Problem description —
Write the entries out again exactly; any picture among them gets left out.

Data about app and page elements

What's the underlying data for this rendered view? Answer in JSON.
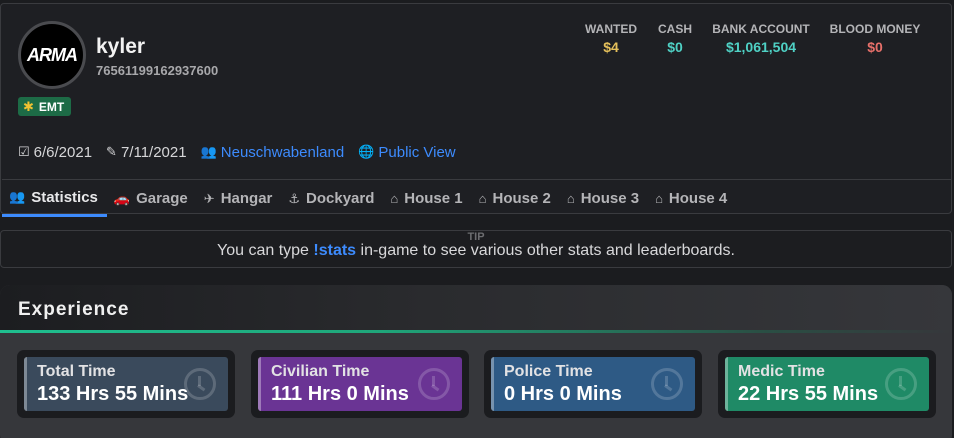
{
  "profile": {
    "avatar_logo": "ARMA",
    "username": "kyler",
    "steam_id": "76561199162937600",
    "role_badge": "EMT",
    "role_icon": "asterisk-icon"
  },
  "stats": [
    {
      "label": "WANTED",
      "value": "$4",
      "color": "#e5c05b"
    },
    {
      "label": "CASH",
      "value": "$0",
      "color": "#4fd1c5"
    },
    {
      "label": "BANK ACCOUNT",
      "value": "$1,061,504",
      "color": "#4fd1c5"
    },
    {
      "label": "BLOOD MONEY",
      "value": "$0",
      "color": "#e8706a"
    }
  ],
  "meta": {
    "joined_date": "6/6/2021",
    "last_seen_date": "7/11/2021",
    "group": "Neuschwabenland",
    "public_view": "Public View"
  },
  "tabs": [
    {
      "label": "Statistics",
      "icon": "users-icon",
      "active": true
    },
    {
      "label": "Garage",
      "icon": "car-icon"
    },
    {
      "label": "Hangar",
      "icon": "helicopter-icon"
    },
    {
      "label": "Dockyard",
      "icon": "anchor-icon"
    },
    {
      "label": "House 1",
      "icon": "warehouse-icon"
    },
    {
      "label": "House 2",
      "icon": "warehouse-icon"
    },
    {
      "label": "House 3",
      "icon": "warehouse-icon"
    },
    {
      "label": "House 4",
      "icon": "warehouse-icon"
    }
  ],
  "tip": {
    "label": "TIP",
    "text_before": "You can type ",
    "command": "!stats",
    "text_after": " in-game to see various other stats and leaderboards."
  },
  "experience": {
    "title": "Experience",
    "cards": [
      {
        "label": "Total Time",
        "value": "133 Hrs 55 Mins",
        "color": "#3a4a5c"
      },
      {
        "label": "Civilian Time",
        "value": "111 Hrs 0 Mins",
        "color": "#6a3494"
      },
      {
        "label": "Police Time",
        "value": "0 Hrs 0 Mins",
        "color": "#2e5a85"
      },
      {
        "label": "Medic Time",
        "value": "22 Hrs 55 Mins",
        "color": "#1f8a66"
      }
    ]
  }
}
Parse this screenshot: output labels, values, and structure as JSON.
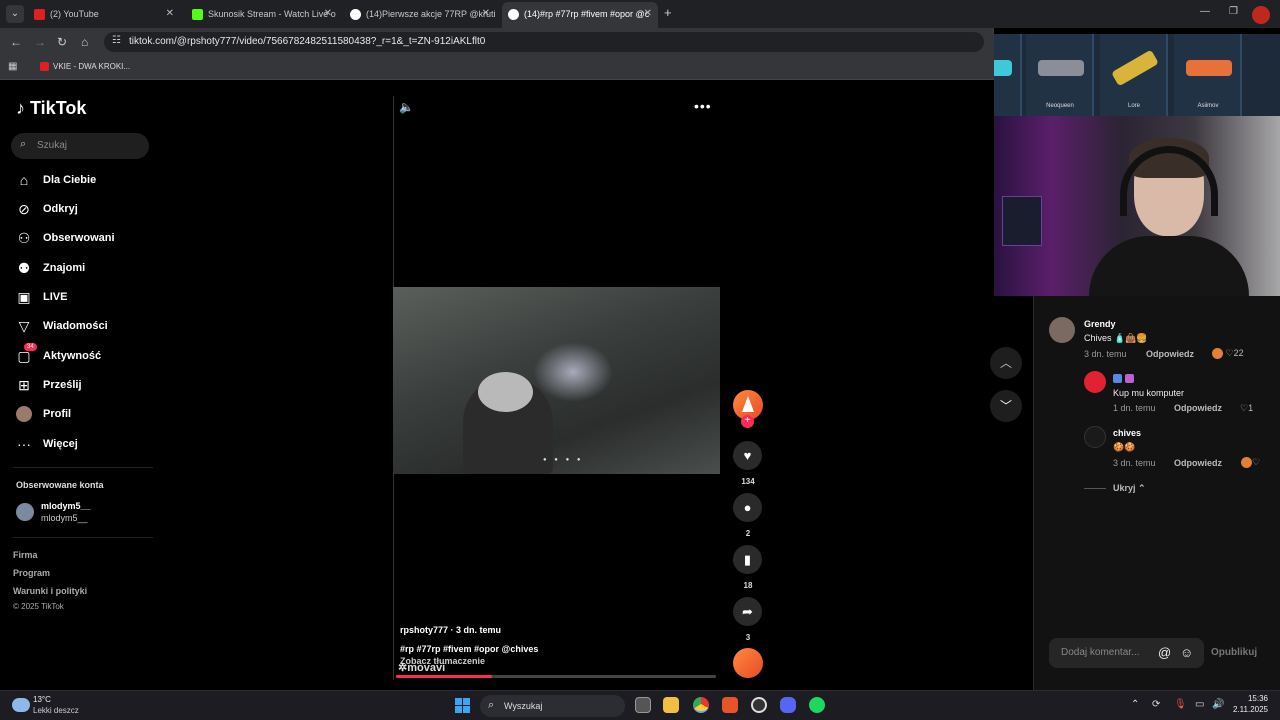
{
  "browser": {
    "tabs": [
      {
        "label": "(2) YouTube",
        "color": "#e02020"
      },
      {
        "label": "Skunosik Stream - Watch Live o",
        "color": "#53fc18"
      },
      {
        "label": "(14)Pierwsze akcje 77RP @kruti",
        "color": "#ffffff"
      },
      {
        "label": "(14)#rp #77rp #fivem #opor @c",
        "color": "#ffffff"
      }
    ],
    "url": "tiktok.com/@rpshoty777/video/7566782482511580438?_r=1&_t=ZN-912iAKLflt0",
    "bookmark": "VKIE - DWA KROKI..."
  },
  "tiktok": {
    "logo": "TikTok",
    "search_placeholder": "Szukaj",
    "nav": [
      {
        "label": "Dla Ciebie",
        "icon": "home-icon"
      },
      {
        "label": "Odkryj",
        "icon": "compass-icon"
      },
      {
        "label": "Obserwowani",
        "icon": "following-icon"
      },
      {
        "label": "Znajomi",
        "icon": "friends-icon"
      },
      {
        "label": "LIVE",
        "icon": "live-icon"
      },
      {
        "label": "Wiadomości",
        "icon": "messages-icon"
      },
      {
        "label": "Aktywność",
        "icon": "activity-icon",
        "badge": "34"
      },
      {
        "label": "Prześlij",
        "icon": "upload-icon"
      },
      {
        "label": "Profil",
        "icon": "profile-icon"
      },
      {
        "label": "Więcej",
        "icon": "more-icon"
      }
    ],
    "followed_title": "Obserwowane konta",
    "followed_account": {
      "name": "mlodym5__",
      "handle": "mlodym5__"
    },
    "footer": [
      "Firma",
      "Program",
      "Warunki i polityki",
      "© 2025 TikTok"
    ]
  },
  "video": {
    "author_line": "rpshoty777 · 3 dn. temu",
    "tags": "#rp #77rp #fivem #opor @chives",
    "translate": "Zobacz tłumaczenie",
    "watermark": "movavi",
    "progress": 0.3,
    "likes": "134",
    "comments": "2",
    "saves": "18",
    "shares": "3"
  },
  "overlay": {
    "skins": [
      "",
      "Neoqueen",
      "Lore",
      "Asiimov"
    ]
  },
  "comments": [
    {
      "name": "Grendy",
      "text": "Chives 🧴👜🍔",
      "time": "3 dn. temu",
      "reply": "Odpowiedz",
      "likes": "22"
    },
    {
      "name": "",
      "text": "Kup mu komputer",
      "time": "1 dn. temu",
      "reply": "Odpowiedz",
      "likes": "1"
    },
    {
      "name": "chives",
      "text": "🍪🍪",
      "time": "3 dn. temu",
      "reply": "Odpowiedz",
      "likes": ""
    }
  ],
  "comments_hide": "Ukryj",
  "comment_input_placeholder": "Dodaj komentar...",
  "post_label": "Opublikuj",
  "taskbar": {
    "temp": "13°C",
    "weather": "Lekki deszcz",
    "search": "Wyszukaj",
    "time": "15:36",
    "date": "2.11.2025"
  }
}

Answer section —
What's the underlying data for this rendered view? Answer in JSON.
{
  "profile": {
    "avatar_logo": "ARMA",
    "username": "kyler",
    "steam_id": "76561199162937600",
    "role_badge": "EMT",
    "role_icon": "asterisk-icon"
  },
  "stats": [
    {
      "label": "WANTED",
      "value": "$4",
      "color": "#e5c05b"
    },
    {
      "label": "CASH",
      "value": "$0",
      "color": "#4fd1c5"
    },
    {
      "label": "BANK ACCOUNT",
      "value": "$1,061,504",
      "color": "#4fd1c5"
    },
    {
      "label": "BLOOD MONEY",
      "value": "$0",
      "color": "#e8706a"
    }
  ],
  "meta": {
    "joined_date": "6/6/2021",
    "last_seen_date": "7/11/2021",
    "group": "Neuschwabenland",
    "public_view": "Public View"
  },
  "tabs": [
    {
      "label": "Statistics",
      "icon": "users-icon",
      "active": true
    },
    {
      "label": "Garage",
      "icon": "car-icon"
    },
    {
      "label": "Hangar",
      "icon": "helicopter-icon"
    },
    {
      "label": "Dockyard",
      "icon": "anchor-icon"
    },
    {
      "label": "House 1",
      "icon": "warehouse-icon"
    },
    {
      "label": "House 2",
      "icon": "warehouse-icon"
    },
    {
      "label": "House 3",
      "icon": "warehouse-icon"
    },
    {
      "label": "House 4",
      "icon": "warehouse-icon"
    }
  ],
  "tip": {
    "label": "TIP",
    "text_before": "You can type ",
    "command": "!stats",
    "text_after": " in-game to see various other stats and leaderboards."
  },
  "experience": {
    "title": "Experience",
    "cards": [
      {
        "label": "Total Time",
        "value": "133 Hrs 55 Mins",
        "color": "#3a4a5c"
      },
      {
        "label": "Civilian Time",
        "value": "111 Hrs 0 Mins",
        "color": "#6a3494"
      },
      {
        "label": "Police Time",
        "value": "0 Hrs 0 Mins",
        "color": "#2e5a85"
      },
      {
        "label": "Medic Time",
        "value": "22 Hrs 55 Mins",
        "color": "#1f8a66"
      }
    ]
  }
}
Parse this screenshot: output labels, values, and structure as JSON.
{
  "browser": {
    "tabs": [
      {
        "label": "(2) YouTube",
        "color": "#e02020"
      },
      {
        "label": "Skunosik Stream - Watch Live o",
        "color": "#53fc18"
      },
      {
        "label": "(14)Pierwsze akcje 77RP @kruti",
        "color": "#ffffff"
      },
      {
        "label": "(14)#rp #77rp #fivem #opor @c",
        "color": "#ffffff"
      }
    ],
    "url": "tiktok.com/@rpshoty777/video/7566782482511580438?_r=1&_t=ZN-912iAKLflt0",
    "bookmark": "VKIE - DWA KROKI..."
  },
  "tiktok": {
    "logo": "TikTok",
    "search_placeholder": "Szukaj",
    "nav": [
      {
        "label": "Dla Ciebie",
        "icon": "home-icon"
      },
      {
        "label": "Odkryj",
        "icon": "compass-icon"
      },
      {
        "label": "Obserwowani",
        "icon": "following-icon"
      },
      {
        "label": "Znajomi",
        "icon": "friends-icon"
      },
      {
        "label": "LIVE",
        "icon": "live-icon"
      },
      {
        "label": "Wiadomości",
        "icon": "messages-icon"
      },
      {
        "label": "Aktywność",
        "icon": "activity-icon",
        "badge": "34"
      },
      {
        "label": "Prześlij",
        "icon": "upload-icon"
      },
      {
        "label": "Profil",
        "icon": "profile-icon"
      },
      {
        "label": "Więcej",
        "icon": "more-icon"
      }
    ],
    "followed_title": "Obserwowane konta",
    "followed_account": {
      "name": "mlodym5__",
      "handle": "mlodym5__"
    },
    "footer": [
      "Firma",
      "Program",
      "Warunki i polityki",
      "© 2025 TikTok"
    ]
  },
  "video": {
    "author_line": "rpshoty777 · 3 dn. temu",
    "tags": "#rp #77rp #fivem #opor @chives",
    "translate": "Zobacz tłumaczenie",
    "watermark": "movavi",
    "progress": 0.3,
    "likes": "134",
    "comments": "2",
    "saves": "18",
    "shares": "3"
  },
  "overlay": {
    "skins": [
      "",
      "Neoqueen",
      "Lore",
      "Asiimov"
    ]
  },
  "comments": [
    {
      "name": "Grendy",
      "text": "Chives 🧴👜🍔",
      "time": "3 dn. temu",
      "reply": "Odpowiedz",
      "likes": "22"
    },
    {
      "name": "",
      "text": "Kup mu komputer",
      "time": "1 dn. temu",
      "reply": "Odpowiedz",
      "likes": "1"
    },
    {
      "name": "chives",
      "text": "🍪🍪",
      "time": "3 dn. temu",
      "reply": "Odpowiedz",
      "likes": ""
    }
  ],
  "comments_hide": "Ukryj",
  "comment_input_placeholder": "Dodaj komentar...",
  "post_label": "Opublikuj",
  "taskbar": {
    "temp": "13°C",
    "weather": "Lekki deszcz",
    "search": "Wyszukaj",
    "time": "15:36",
    "date": "2.11.2025"
  }
}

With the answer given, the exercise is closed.